Myth #1: I’ve heard it’s best to move in time to start your children on the first day of the school year.
We hear this from parents all the time, and they are often surprised to hear that this isn’t always the case. Starting a child on the first day of school ensures that he/she doesn’t miss anything academically and may also be necessary to meet various try-out deadlines for sports teams and other extra curricular pursuits. However, depending upon each child’s situation, starting after the first day often makes for the smoothest social transition. On the first day students are excited to re-connect with their classmates and catch up on the summer. They are less aware of new students and thus less inclined to reach out to befriend them in those first days. After a few weeks, once the initial excitement has died down, new students often have an easier transition time socially. Additionally, starting a student a few weeks in to the school year often doesn’t put them that far behind academically. Clear breakpoints in the school year can also be a good time to transition as well. That being said, each student is unique and each school has it’s own way of transitioning new students, so take the time to research and talk out the options.
Myth #2: Kids are resilient, they’ll be just fine.
Moving is listed as one of the most stressful life events for kids. This does not mean it cannot be done in a healthy way, but it does necessitate understanding and acknowledging the mental and emotional challenges kids experience during and after relocation. Moving puts children in a position where their lives and routines are uprooted without any say on their part. This tumult and lack of control can combine to create anxiety or sadness. The good news? It has been shown that parents who take an active approach to their child’s emotional transition can mitigate many of the negative impacts of moving (that’s the foundation of what we are all about here at EES!). And moving does bring with it some benefits as well!
Myth #3: Kids have it the hardest during the move.
On the flip side of things, we can often worry so much about your children’s adjustment that we overlook ourselves or our partner’s transition. The trailing spouse (the spouse whose job did not necessitate the move) also faces unique challenges during a family relocation. Often the trailing spouse uproots his or her life and moves to a new area without a built in community to join upon arrival (which a job or a school offers to the other spouse and to their children). The trailing spouse needs to ensure that they take care of their own needs (like building out a support network) even in the midst of supporting the family’s transition. It’s critical that the parents work to mutually support one another.
Myth #4: The kids don’t need to concern themselves with the move, it will be easiest if we take care of it all.
Having their lives flipped upside down can be very unnerving for kids. Your goal, as parents, is to listen to them and support them. Ways you can actively help them deal with the move include involving them throughout to give them a sense of control over parts of the situation.
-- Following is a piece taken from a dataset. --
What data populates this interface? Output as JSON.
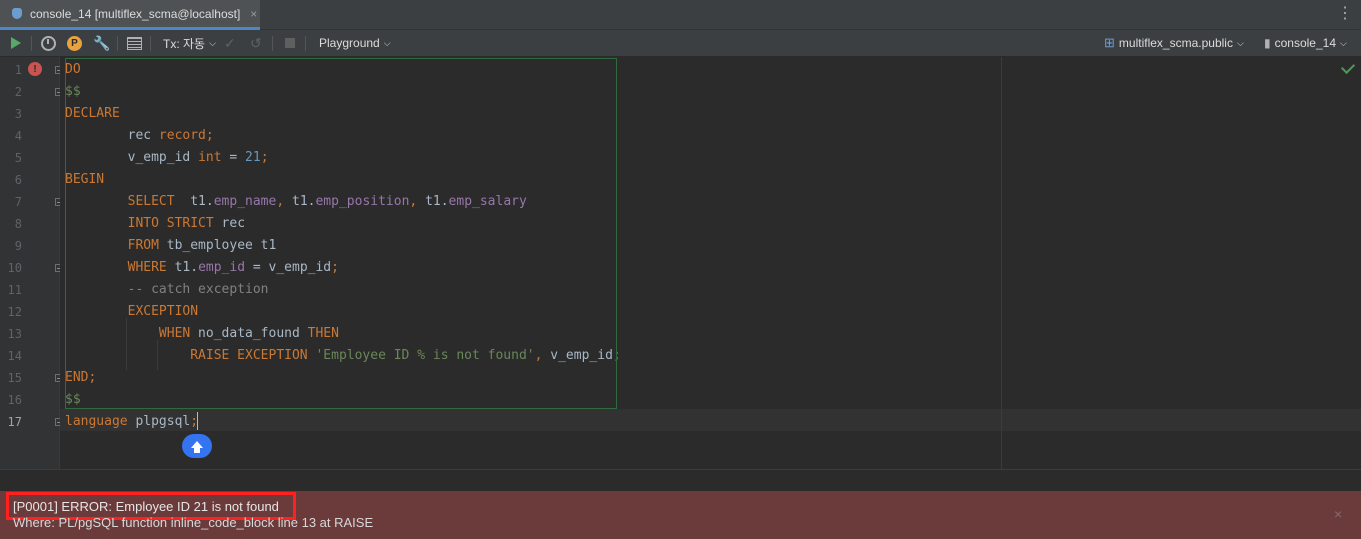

From house hunting to bedroom decorating to researching the area or exploring the new neighborhood, find small ways to involve them to make it feel more like an adventure.
Myth #5: The school will take care of placing the kids in to the correct classes and identifying curriculum gaps.
Schools have their own systems and may overlook your previous district’s assessments so it is important to take the time to understand the new school’s placement system and to touch base regularly both with your child and with the new teachers to ensure proper placement. While it may be time-consuming to do so, go through the assessment process with the new school. Bring all previous records, make a case for what you believe the correct placement to be, and monitor how your child adjusts once settled in to classes. Get to know their teachers, and find out next steps if your child has been misplaced. Identify any curriculum gaps with them and touch base to see if others arise. From there you can figure out how to best address these gaps (tutor, teacher, parent, self study). Relocating should only temporarily disrupt your child’s academics and, with a little time and effort, should be easy to overcome as your child begins to settle in to the new school system.
Moving with kids can be a challenge, but can also be a great chance for new adventures and new opportunities. The key is knowing what to expect as well as informing and involving yourself as parents to support your child through the transition. For more information on moving with kids, check out The Essential Moving Guide For Families.